The Australian Alps Fire Plots project was developed to gather data about the effects of fire on woodlands and forests in the Australian Alps. The project implements one of the recommendations from a 1993 workshop funded by the Australian Alps Liaison Committee.
In 1996, 40 survey plots were established in three national parks in the Australian Alps – Kosciuszko National Park in NSW (the Merambego and Nungar groups of plots); the Alpine National Park in Victoria (the Buchan Headwaters Wilderness); and Namadgi National Park in the ACT. All sites were located in montane and sub-alpine forest and woodland vegetation.
All but eight of the plots were burnt by the January to February 2003 bushfires in south eastern Australia. Post-fire site assessment and fire intensity surveys were completed in March 2003, November 2003 and floristic surveys were conducted in subsequent years. This report provides a summary of the analysis and results to 2009 from this study.
In general, species richness recovered quickly, within a year or two on average for most sites. Many species present before the fires, were reported in the two years after the fire as having re-established either vegetatively or from seed. There was some variation in recovery times across the different Alps survey regions. Overall, the results showed little floristic change in the medium to long-term, a result that is consistent with other studies.

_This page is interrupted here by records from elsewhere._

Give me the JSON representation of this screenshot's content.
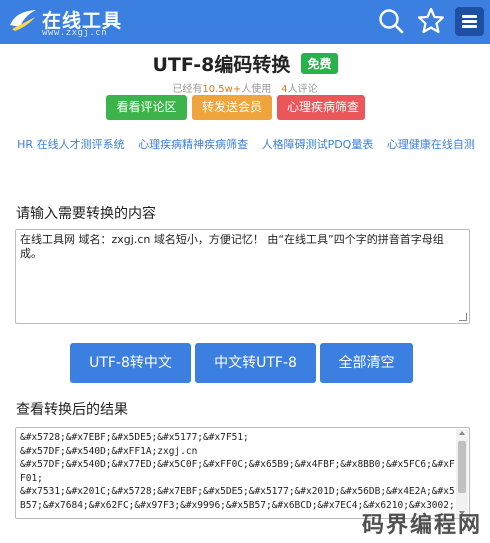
{
  "brand": {
    "name": "在线工具",
    "domain": "www.zxgj.cn"
  },
  "header": {
    "title": "UTF-8编码转换",
    "badge": "免费",
    "stats_prefix": "已经有",
    "users_count": "10.5w+",
    "users_suffix": "人使用",
    "reviews_count": "4",
    "reviews_suffix": "人评论"
  },
  "actions": [
    {
      "label": "看看评论区",
      "color": "#3cb44b"
    },
    {
      "label": "转发送会员",
      "color": "#f0a43c"
    },
    {
      "label": "心理疾病筛查",
      "color": "#e9575b"
    }
  ],
  "related_links": [
    "HR 在线人才测评系统",
    "心理疾病精神疾病筛查",
    "人格障碍测试PDQ量表",
    "心理健康在线自测"
  ],
  "input_section": {
    "label": "请输入需要转换的内容",
    "value": "在线工具网    域名：zxgj.cn    域名短小，方便记忆！ 由“在线工具”四个字的拼音首字母组成。"
  },
  "buttons": {
    "to_chinese": "UTF-8转中文",
    "to_utf8": "中文转UTF-8",
    "clear": "全部清空"
  },
  "output_section": {
    "label": "查看转换后的结果",
    "value": "&#x5728;&#x7EBF;&#x5DE5;&#x5177;&#x7F51;\n&#x57DF;&#x540D;&#xFF1A;zxgj.cn\n&#x57DF;&#x540D;&#x77ED;&#x5C0F;&#xFF0C;&#x65B9;&#x4FBF;&#x8BB0;&#x5FC6;&#xFF01;\n&#x7531;&#x201C;&#x5728;&#x7EBF;&#x5DE5;&#x5177;&#x201D;&#x56DB;&#x4E2A;&#x5B57;&#x7684;&#x62FC;&#x97F3;&#x9996;&#x5B57;&#x6BCD;&#x7EC4;&#x6210;&#x3002;"
  },
  "watermark": "码界编程网",
  "colors": {
    "topbar": "#3b7fe0",
    "primary_button": "#3b7fe0",
    "badge": "#27b24a",
    "highlight": "#e07a1f",
    "link": "#3b7fe0"
  }
}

There was slower recovery in the structural elements of the vegetation communities. The cover-abundance measure of structural recovery showed the mid-storey rapidly recovering and remaining well above pre-fire levels. This reflects the large amount of eucalyptus and acacia regrowth from epicormic regrowth and seed. The surveys have also provided a wealth of data on the regenerative mechanism and the juvenile period for plant species that occur in the Alps region.

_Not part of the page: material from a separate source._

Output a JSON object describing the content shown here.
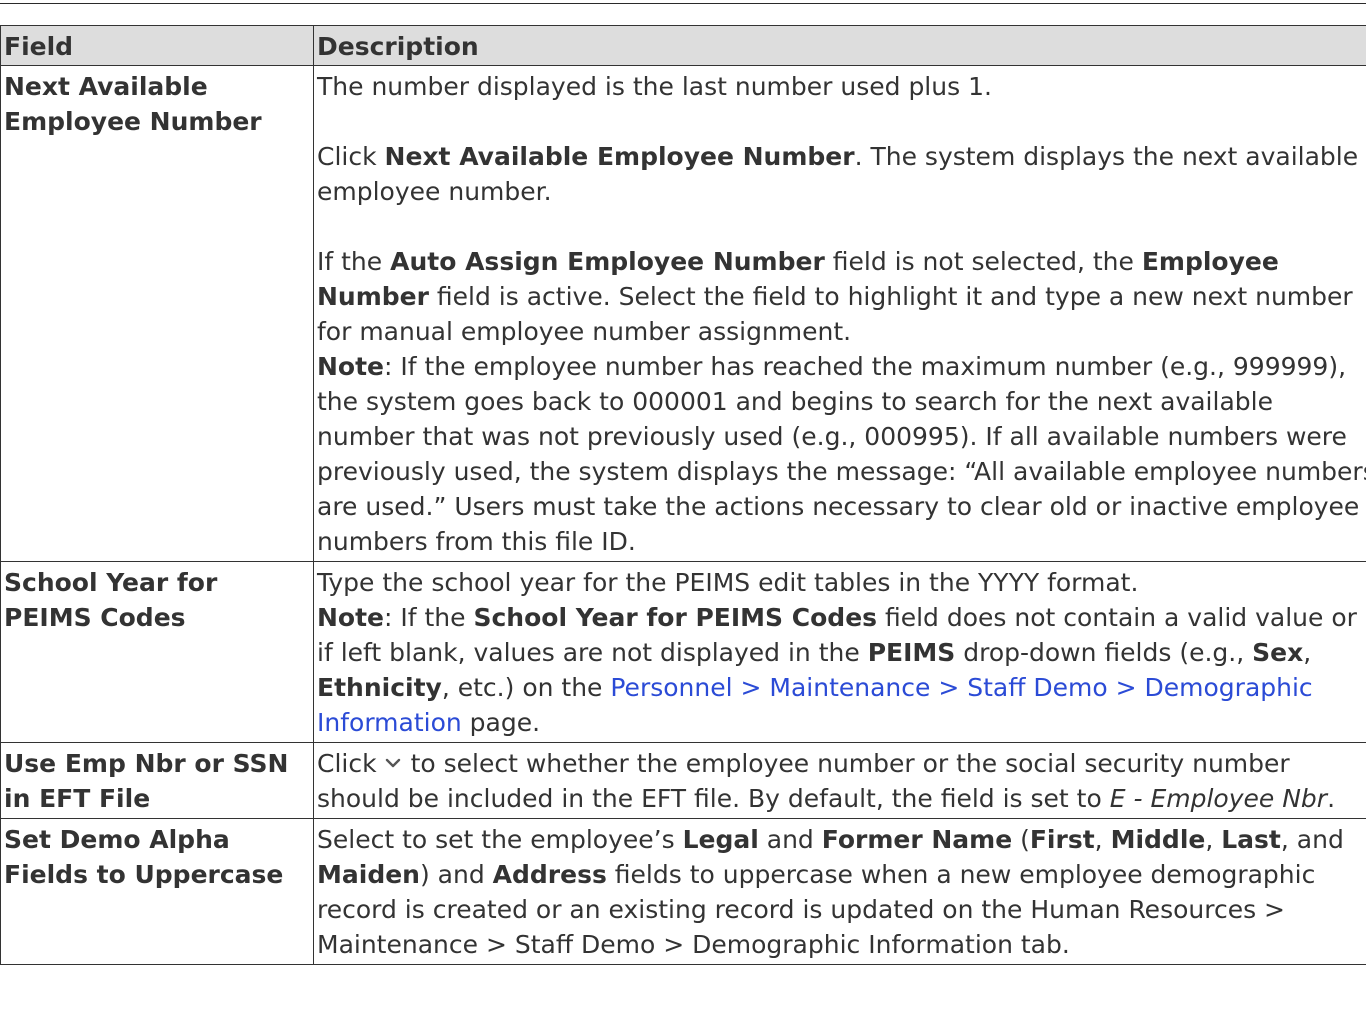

This project has successfully completed 15 years of a cross-jurisdictional fire monitoring program, in an environment where there are very few plots that have such long-term monitoring. These data are being used in the estimation of intervals for fire management planning and the program continues for the three Australian Alps land management Agencies with on-going involvement in fire management in these conservation areas.